1989 in Sacramento.

Sounds like: Downing a bucket of cough syrup before finding yourself in a coffin filled with angry chinchillas. 

For fans of: Depeche Mode, the Jesus and Mary Chain, Black Sabbath, Pantera, Sepultura, Mogwai, Rage Against the Machine, Will Haven. 

Latest release: Diamond Eyes, a disappointing collection of predictable—by Deftones standards, at least—soft-hard-soft formula tunes and alt-metal riffage.

Why you care: Because Deftones were the little nu-metal band that could—or at least shoulda. When the band matured past the rap-rock-infected pre-screamo captured on 1995 debut Adrenaline to the infinitely more mature Around the Fur two years later—the melodic, shoegaze-metal anthem "Be Quiet and Drive" was especially promising—great things seemed to be on the horizon.

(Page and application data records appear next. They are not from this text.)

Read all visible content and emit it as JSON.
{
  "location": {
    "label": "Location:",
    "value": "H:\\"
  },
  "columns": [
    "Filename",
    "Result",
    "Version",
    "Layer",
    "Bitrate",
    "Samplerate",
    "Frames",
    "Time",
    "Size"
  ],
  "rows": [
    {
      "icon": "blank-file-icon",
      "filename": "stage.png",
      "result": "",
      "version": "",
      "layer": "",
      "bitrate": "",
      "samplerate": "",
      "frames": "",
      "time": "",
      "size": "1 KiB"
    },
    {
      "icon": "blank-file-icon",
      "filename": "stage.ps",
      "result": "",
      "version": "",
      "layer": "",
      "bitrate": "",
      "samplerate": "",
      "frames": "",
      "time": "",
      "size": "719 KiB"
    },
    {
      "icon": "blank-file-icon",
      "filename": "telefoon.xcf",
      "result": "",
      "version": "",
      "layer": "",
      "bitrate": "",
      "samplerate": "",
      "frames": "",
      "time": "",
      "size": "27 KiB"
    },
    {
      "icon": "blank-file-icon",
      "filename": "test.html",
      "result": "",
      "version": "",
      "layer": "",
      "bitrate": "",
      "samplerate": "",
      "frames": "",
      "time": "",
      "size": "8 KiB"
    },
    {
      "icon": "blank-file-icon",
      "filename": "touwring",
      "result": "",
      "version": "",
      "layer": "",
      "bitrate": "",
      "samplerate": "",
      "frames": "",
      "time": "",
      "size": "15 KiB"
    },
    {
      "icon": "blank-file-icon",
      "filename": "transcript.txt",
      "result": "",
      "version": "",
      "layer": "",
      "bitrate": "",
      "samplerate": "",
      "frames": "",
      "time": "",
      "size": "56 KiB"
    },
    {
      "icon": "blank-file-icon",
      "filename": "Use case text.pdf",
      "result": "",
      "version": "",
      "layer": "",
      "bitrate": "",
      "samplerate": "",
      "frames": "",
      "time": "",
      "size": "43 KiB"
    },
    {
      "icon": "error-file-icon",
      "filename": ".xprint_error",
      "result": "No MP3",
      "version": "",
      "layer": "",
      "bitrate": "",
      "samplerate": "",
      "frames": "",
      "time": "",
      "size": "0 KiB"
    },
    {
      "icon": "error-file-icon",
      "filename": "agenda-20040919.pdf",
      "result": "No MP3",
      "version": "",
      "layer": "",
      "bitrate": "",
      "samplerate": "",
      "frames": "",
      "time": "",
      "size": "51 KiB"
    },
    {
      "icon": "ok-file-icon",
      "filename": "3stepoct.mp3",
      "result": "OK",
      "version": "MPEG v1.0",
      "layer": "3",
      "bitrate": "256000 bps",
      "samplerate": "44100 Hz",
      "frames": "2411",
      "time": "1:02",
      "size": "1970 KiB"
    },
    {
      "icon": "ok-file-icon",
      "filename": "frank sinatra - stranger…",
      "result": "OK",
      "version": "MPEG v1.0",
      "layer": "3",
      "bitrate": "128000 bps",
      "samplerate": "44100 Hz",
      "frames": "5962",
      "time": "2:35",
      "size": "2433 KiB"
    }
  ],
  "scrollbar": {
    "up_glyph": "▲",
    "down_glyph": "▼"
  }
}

White Pony, the band's experimentation-heavy opus, cashed in on the band's early promise. White Pony seemed a harbinger of a smarter, gentler hard rock to come—which never really panned out. Still, the band's very loud 2003 self-titled follow-up still ranks among the decade's best hard-rock records, and continued Deftones' hot streak. The uneven but adventurous Saturday Night Wrist followed. Then, in 2008, bassist Chi Cheng was in a car accident that left him in a coma from which he never fully recovered. In the wake of the accident, the band scrapped an entire album, Eros—rumored to be its strangest and most ambitious disc to date—and recorded new disc Diamond Eyes with ex-Quicksand bassist Sergio Vega. Despite the uneven quality of its recent releases, the band's live shows are worth seeing, and frontman Chino Moreno—despite a general lack of lyrical lucidity—has quite a way with words, be they spoken, sung or screamed. 

SEE IT: Deftones play Crystal Ballroom on Friday and Saturday, April 15-16. See listings for details. Both shows 9 pm. Both shows all-ages.